# What you need to do
Without the images, write out all of the following entries exactly.

——————————

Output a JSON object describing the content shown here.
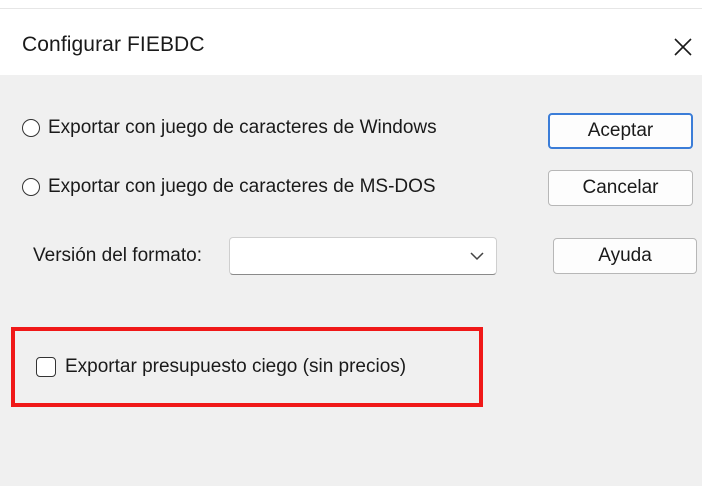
{
  "dialog": {
    "title": "Configurar FIEBDC",
    "close_icon": "close-icon"
  },
  "options": {
    "windows_charset_label": "Exportar con juego de caracteres de Windows",
    "windows_charset_selected": false,
    "msdos_charset_label": "Exportar con juego de caracteres de MS-DOS",
    "msdos_charset_selected": false
  },
  "buttons": {
    "accept_label": "Aceptar",
    "cancel_label": "Cancelar",
    "help_label": "Ayuda"
  },
  "format_version": {
    "label": "Versión del formato:",
    "selected_value": ""
  },
  "blind_budget": {
    "label": "Exportar presupuesto ciego (sin precios)",
    "checked": false
  },
  "colors": {
    "highlight": "#f01818",
    "default_button_border": "#3b7dd8",
    "background": "#f0f0f0"
  }
}
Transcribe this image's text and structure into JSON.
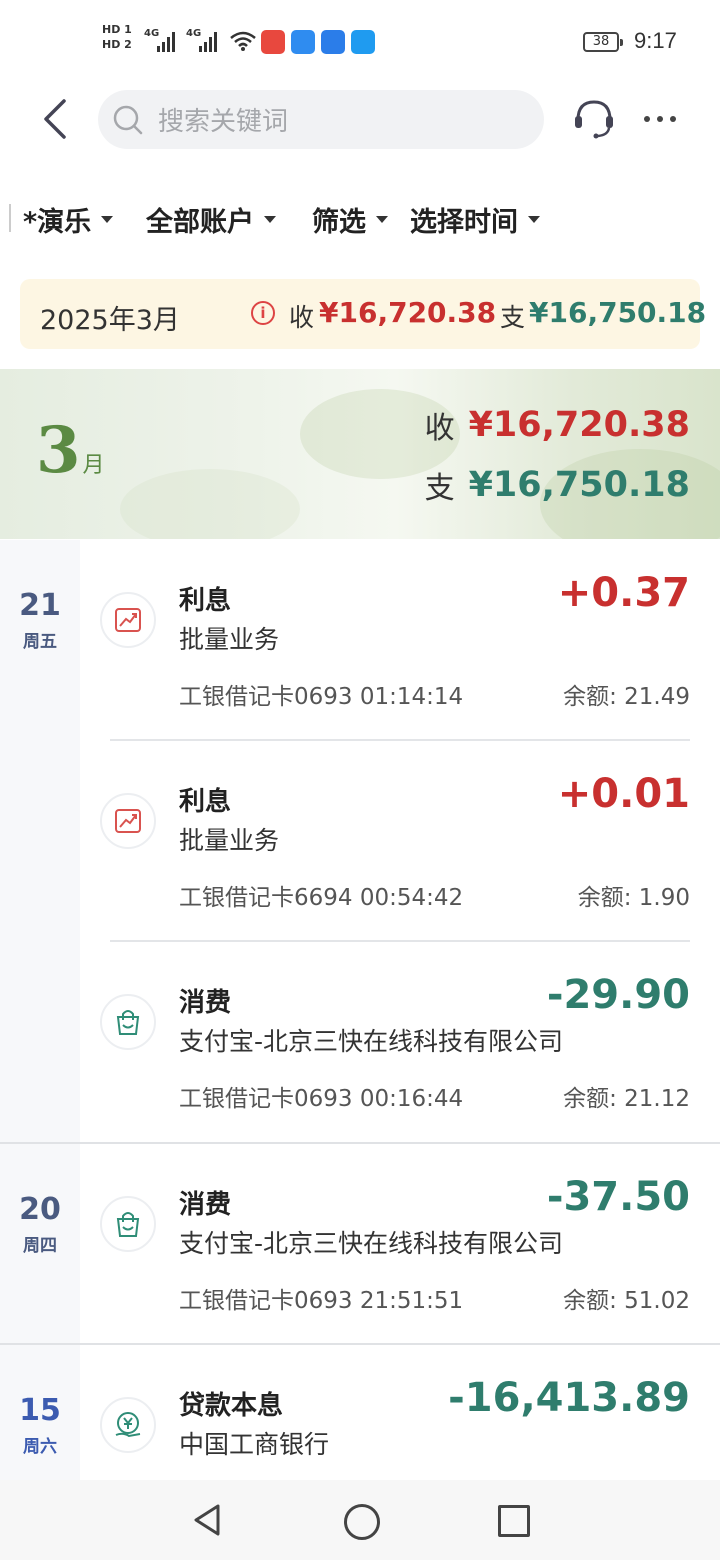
{
  "status_bar": {
    "hd1": "HD 1",
    "hd2": "HD 2",
    "net1": "4G",
    "net2": "4G",
    "battery": "38",
    "time": "9:17"
  },
  "header": {
    "search_placeholder": "搜索关键词"
  },
  "filters": [
    {
      "label": "*演乐"
    },
    {
      "label": "全部账户"
    },
    {
      "label": "筛选"
    },
    {
      "label": "选择时间"
    }
  ],
  "summary": {
    "month": "2025年3月",
    "income_label": "收",
    "income": "¥16,720.38",
    "expense_label": "支",
    "expense": "¥16,750.18"
  },
  "month_header": {
    "month_num": "3",
    "month_unit": "月",
    "income_label": "收",
    "income": "¥16,720.38",
    "expense_label": "支",
    "expense": "¥16,750.18"
  },
  "groups": [
    {
      "day": "21",
      "weekday": "周五",
      "items": [
        {
          "type": "interest",
          "title": "利息",
          "desc": "批量业务",
          "amount": "+0.37",
          "meta": "工银借记卡0693  01:14:14",
          "balance": "余额: 21.49"
        },
        {
          "type": "interest",
          "title": "利息",
          "desc": "批量业务",
          "amount": "+0.01",
          "meta": "工银借记卡6694  00:54:42",
          "balance": "余额: 1.90"
        },
        {
          "type": "shopping",
          "title": "消费",
          "desc": "支付宝-北京三快在线科技有限公司",
          "amount": "-29.90",
          "meta": "工银借记卡0693  00:16:44",
          "balance": "余额: 21.12"
        }
      ]
    },
    {
      "day": "20",
      "weekday": "周四",
      "items": [
        {
          "type": "shopping",
          "title": "消费",
          "desc": "支付宝-北京三快在线科技有限公司",
          "amount": "-37.50",
          "meta": "工银借记卡0693  21:51:51",
          "balance": "余额: 51.02"
        }
      ]
    },
    {
      "day": "15",
      "weekday": "周六",
      "items": [
        {
          "type": "loan",
          "title": "贷款本息",
          "desc": "中国工商银行",
          "amount": "-16,413.89",
          "meta": "",
          "balance": ""
        }
      ]
    }
  ],
  "colors": {
    "income": "#c8302f",
    "expense": "#2f7d6d",
    "day_text": "#4a5a80"
  }
}
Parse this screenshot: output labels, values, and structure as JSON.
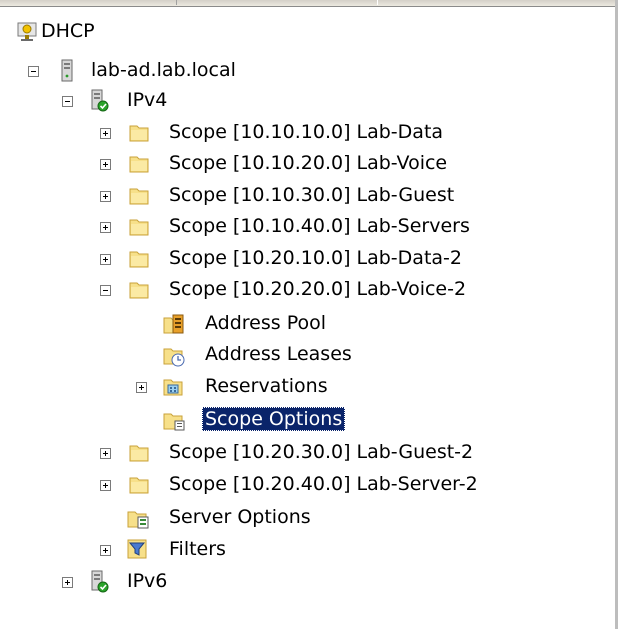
{
  "tree": {
    "root": {
      "label": "DHCP",
      "icon": "dhcp-icon"
    },
    "server": {
      "label": "lab-ad.lab.local",
      "icon": "server-icon",
      "expanded": true
    },
    "ipv4": {
      "label": "IPv4",
      "icon": "ipv4-icon",
      "expanded": true
    },
    "scopes": [
      {
        "label": "Scope [10.10.10.0] Lab-Data",
        "expanded": false
      },
      {
        "label": "Scope [10.10.20.0] Lab-Voice",
        "expanded": false
      },
      {
        "label": "Scope [10.10.30.0] Lab-Guest",
        "expanded": false
      },
      {
        "label": "Scope [10.10.40.0] Lab-Servers",
        "expanded": false
      },
      {
        "label": "Scope [10.20.10.0] Lab-Data-2",
        "expanded": false
      },
      {
        "label": "Scope [10.20.20.0] Lab-Voice-2",
        "expanded": true
      },
      {
        "label": "Scope [10.20.30.0] Lab-Guest-2",
        "expanded": false
      },
      {
        "label": "Scope [10.20.40.0] Lab-Server-2",
        "expanded": false
      }
    ],
    "scope_children": [
      {
        "label": "Address Pool",
        "icon": "address-pool-icon"
      },
      {
        "label": "Address Leases",
        "icon": "address-leases-icon"
      },
      {
        "label": "Reservations",
        "icon": "reservations-icon",
        "expandable": true
      },
      {
        "label": "Scope Options",
        "icon": "scope-options-icon",
        "selected": true
      }
    ],
    "server_options": {
      "label": "Server Options",
      "icon": "server-options-icon"
    },
    "filters": {
      "label": "Filters",
      "icon": "filter-icon"
    },
    "ipv6": {
      "label": "IPv6",
      "icon": "ipv6-icon",
      "expanded": false
    }
  },
  "colors": {
    "selection_bg": "#0a246a",
    "selection_fg": "#ffffff",
    "folder_fill": "#f7e08a",
    "folder_edge": "#c9a23a"
  }
}
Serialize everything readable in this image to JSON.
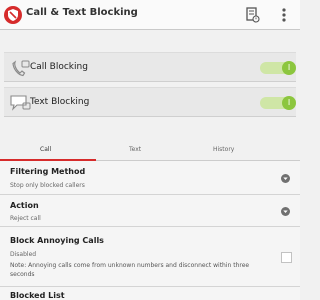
{
  "header": {
    "title": "Call & Text Blocking",
    "logo_icon": "shield-logo-icon",
    "actions": [
      "call-log-icon",
      "overflow-menu-icon"
    ]
  },
  "toggles": [
    {
      "label": "Call Blocking",
      "icon": "phone-icon",
      "state": true
    },
    {
      "label": "Text Blocking",
      "icon": "message-icon",
      "state": true
    }
  ],
  "switch_glyph": "I",
  "tabs": [
    {
      "label": "Call",
      "selected": true
    },
    {
      "label": "Text",
      "selected": false
    },
    {
      "label": "History",
      "selected": false
    }
  ],
  "settings": {
    "filtering": {
      "title": "Filtering Method",
      "value": "Stop only blocked callers"
    },
    "action": {
      "title": "Action",
      "value": "Reject call"
    },
    "annoying": {
      "title": "Block Annoying Calls",
      "value": "Disabled",
      "note": "Note: Annoying calls come from unknown numbers and disconnect within three seconds",
      "checked": false
    },
    "blocked_list": {
      "title": "Blocked List"
    }
  },
  "colors": {
    "accent": "#d62b2b",
    "switch_on": "#8cc63e",
    "switch_track": "#cfe6a6"
  }
}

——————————

# Exercise result
Output a JSON object describing the content shown here.
{
  "dialog": {
    "title": "Configurar FIEBDC",
    "close_icon": "close-icon"
  },
  "options": {
    "windows_charset_label": "Exportar con juego de caracteres de Windows",
    "windows_charset_selected": false,
    "msdos_charset_label": "Exportar con juego de caracteres de MS-DOS",
    "msdos_charset_selected": false
  },
  "buttons": {
    "accept_label": "Aceptar",
    "cancel_label": "Cancelar",
    "help_label": "Ayuda"
  },
  "format_version": {
    "label": "Versión del formato:",
    "selected_value": ""
  },
  "blind_budget": {
    "label": "Exportar presupuesto ciego (sin precios)",
    "checked": false
  },
  "colors": {
    "highlight": "#f01818",
    "default_button_border": "#3b7dd8",
    "background": "#f0f0f0"
  }
}
Transcribe this image's text and structure into JSON.
{
  "status_bar": {
    "hd1": "HD 1",
    "hd2": "HD 2",
    "net1": "4G",
    "net2": "4G",
    "battery": "38",
    "time": "9:17"
  },
  "header": {
    "search_placeholder": "搜索关键词"
  },
  "filters": [
    {
      "label": "*演乐"
    },
    {
      "label": "全部账户"
    },
    {
      "label": "筛选"
    },
    {
      "label": "选择时间"
    }
  ],
  "summary": {
    "month": "2025年3月",
    "income_label": "收",
    "income": "¥16,720.38",
    "expense_label": "支",
    "expense": "¥16,750.18"
  },
  "month_header": {
    "month_num": "3",
    "month_unit": "月",
    "income_label": "收",
    "income": "¥16,720.38",
    "expense_label": "支",
    "expense": "¥16,750.18"
  },
  "groups": [
    {
      "day": "21",
      "weekday": "周五",
      "items": [
        {
          "type": "interest",
          "title": "利息",
          "desc": "批量业务",
          "amount": "+0.37",
          "meta": "工银借记卡0693  01:14:14",
          "balance": "余额: 21.49"
        },
        {
          "type": "interest",
          "title": "利息",
          "desc": "批量业务",
          "amount": "+0.01",
          "meta": "工银借记卡6694  00:54:42",
          "balance": "余额: 1.90"
        },
        {
          "type": "shopping",
          "title": "消费",
          "desc": "支付宝-北京三快在线科技有限公司",
          "amount": "-29.90",
          "meta": "工银借记卡0693  00:16:44",
          "balance": "余额: 21.12"
        }
      ]
    },
    {
      "day": "20",
      "weekday": "周四",
      "items": [
        {
          "type": "shopping",
          "title": "消费",
          "desc": "支付宝-北京三快在线科技有限公司",
          "amount": "-37.50",
          "meta": "工银借记卡0693  21:51:51",
          "balance": "余额: 51.02"
        }
      ]
    },
    {
      "day": "15",
      "weekday": "周六",
      "items": [
        {
          "type": "loan",
          "title": "贷款本息",
          "desc": "中国工商银行",
          "amount": "-16,413.89",
          "meta": "",
          "balance": ""
        }
      ]
    }
  ],
  "colors": {
    "income": "#c8302f",
    "expense": "#2f7d6d",
    "day_text": "#4a5a80"
  }
}
Parse this screenshot: output labels, values, and structure as JSON.
{
  "tree": {
    "root": {
      "label": "DHCP",
      "icon": "dhcp-icon"
    },
    "server": {
      "label": "lab-ad.lab.local",
      "icon": "server-icon",
      "expanded": true
    },
    "ipv4": {
      "label": "IPv4",
      "icon": "ipv4-icon",
      "expanded": true
    },
    "scopes": [
      {
        "label": "Scope [10.10.10.0] Lab-Data",
        "expanded": false
      },
      {
        "label": "Scope [10.10.20.0] Lab-Voice",
        "expanded": false
      },
      {
        "label": "Scope [10.10.30.0] Lab-Guest",
        "expanded": false
      },
      {
        "label": "Scope [10.10.40.0] Lab-Servers",
        "expanded": false
      },
      {
        "label": "Scope [10.20.10.0] Lab-Data-2",
        "expanded": false
      },
      {
        "label": "Scope [10.20.20.0] Lab-Voice-2",
        "expanded": true
      },
      {
        "label": "Scope [10.20.30.0] Lab-Guest-2",
        "expanded": false
      },
      {
        "label": "Scope [10.20.40.0] Lab-Server-2",
        "expanded": false
      }
    ],
    "scope_children": [
      {
        "label": "Address Pool",
        "icon": "address-pool-icon"
      },
      {
        "label": "Address Leases",
        "icon": "address-leases-icon"
      },
      {
        "label": "Reservations",
        "icon": "reservations-icon",
        "expandable": true
      },
      {
        "label": "Scope Options",
        "icon": "scope-options-icon",
        "selected": true
      }
    ],
    "server_options": {
      "label": "Server Options",
      "icon": "server-options-icon"
    },
    "filters": {
      "label": "Filters",
      "icon": "filter-icon"
    },
    "ipv6": {
      "label": "IPv6",
      "icon": "ipv6-icon",
      "expanded": false
    }
  },
  "colors": {
    "selection_bg": "#0a246a",
    "selection_fg": "#ffffff",
    "folder_fill": "#f7e08a",
    "folder_edge": "#c9a23a"
  }
}
Serialize everything readable in this image to JSON.
{
  "header": {
    "title": "Call & Text Blocking",
    "logo_icon": "shield-logo-icon",
    "actions": [
      "call-log-icon",
      "overflow-menu-icon"
    ]
  },
  "toggles": [
    {
      "label": "Call Blocking",
      "icon": "phone-icon",
      "state": true
    },
    {
      "label": "Text Blocking",
      "icon": "message-icon",
      "state": true
    }
  ],
  "switch_glyph": "I",
  "tabs": [
    {
      "label": "Call",
      "selected": true
    },
    {
      "label": "Text",
      "selected": false
    },
    {
      "label": "History",
      "selected": false
    }
  ],
  "settings": {
    "filtering": {
      "title": "Filtering Method",
      "value": "Stop only blocked callers"
    },
    "action": {
      "title": "Action",
      "value": "Reject call"
    },
    "annoying": {
      "title": "Block Annoying Calls",
      "value": "Disabled",
      "note": "Note: Annoying calls come from unknown numbers and disconnect within three seconds",
      "checked": false
    },
    "blocked_list": {
      "title": "Blocked List"
    }
  },
  "colors": {
    "accent": "#d62b2b",
    "switch_on": "#8cc63e",
    "switch_track": "#cfe6a6"
  }
}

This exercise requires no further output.